The Situational Dangers of Panic Attacks
Furthermore, panic attacks can affect someone cognitively. It can be extremely hard to think straight during (and after) a panic attack. In turn, this can cause a person to react in ways that they normally wouldn’t.
For instance, if somebody had a panic attack in a crowded space, they might freeze, even if this means that other people need to move around them. This could be dangerous if the person having the panic attack is in an environment that is not particularly safe, like a busy road or a gathering at a concert.
Thus, if you are in a situation where you need to have a clear head but a panic attack disrupts you, it has the potential to be dangerous. As another example, imagine that you are driving on the highway going at least 60 miles per hour. All of a sudden, you feel the symptoms of a panic attack begin to creep in. This is when you might wonder, “Are panic attacks dangerous?” And in this case, the answer is more likely to be “yes.”

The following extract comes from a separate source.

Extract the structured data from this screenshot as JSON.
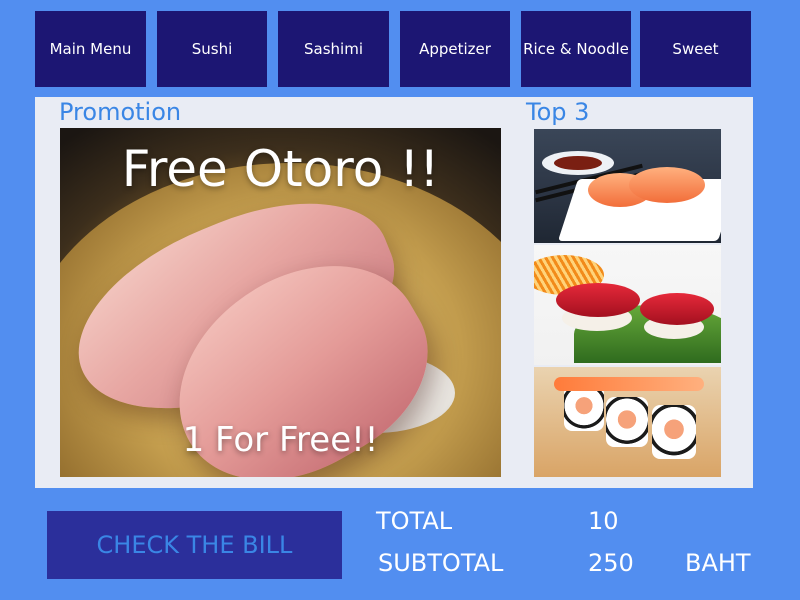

In this scenario, the symptoms you are experiencing might impair your ability to see, hear, and think. This means that whatever primary task you are completing—in this case, driving from one location to the next—might need to be postponed until you are in a more stable state of mind as a way to keep you safe.
What Can You Do During Panic Attack?
There are other techniques you can utilize during a panic attack to keep the answer to “Are panic attacks dangerous?” as close to “no” as possible. For example, breathing slowly and deeply is one of the best ways to calm the nervous system. Additionally, sometimes shocking the system by drinking something cold or dipping your face in ice water can help to get you out of a panicked state.
Ultimately, the most effective way to make panic attacks less dangerous and disruptive is to stop them before they begin. Taking preventative action can help to calm the body and mind well in advance so that you do not have that fight-or-flight moment. This is especially true for people who have a panic disorder in which they have repeated panic attacks.
The only way to do this effectively is to receive treatment for panic attacks. Having an untreated panic disorder can leave you feeling uneasy all the time. In fact, feeling anxious about having another panic attack is one of the signs of a panic disorder. In many cases, this leads to people avoiding certain things to protect themselves from an unexpected panic attack.
But rather than isolating yourself and waiting for the next moment of panic to strike, there are treatment programs out there that can help you combat these symptoms and stay safe.
Where Can You Go to Treat Panic Attacks?
Port St. Lucie Hospital is a treatment facility that can help you recover from a panic disorder as well as any other mental health struggles. We offer many different treatment opportunities for recurring panic attacks and other symptoms with services such as:
- Medication management and evaluation
- Individualized counseling sessions
- Group sessions
- Family education
- Art, music, and recreational therapies
- And more
After treatment, you won’t have to ask, “Are panic attacks dangerous?” because you will have the skills you need to get through even the hardest of moments, one breath at a time. For more information on how Port St. Lucie Hospital can help you, give us a call at 772-408-5871 or fill out a confidential contact form with your inquiries. Take control of your panic by getting treatment today.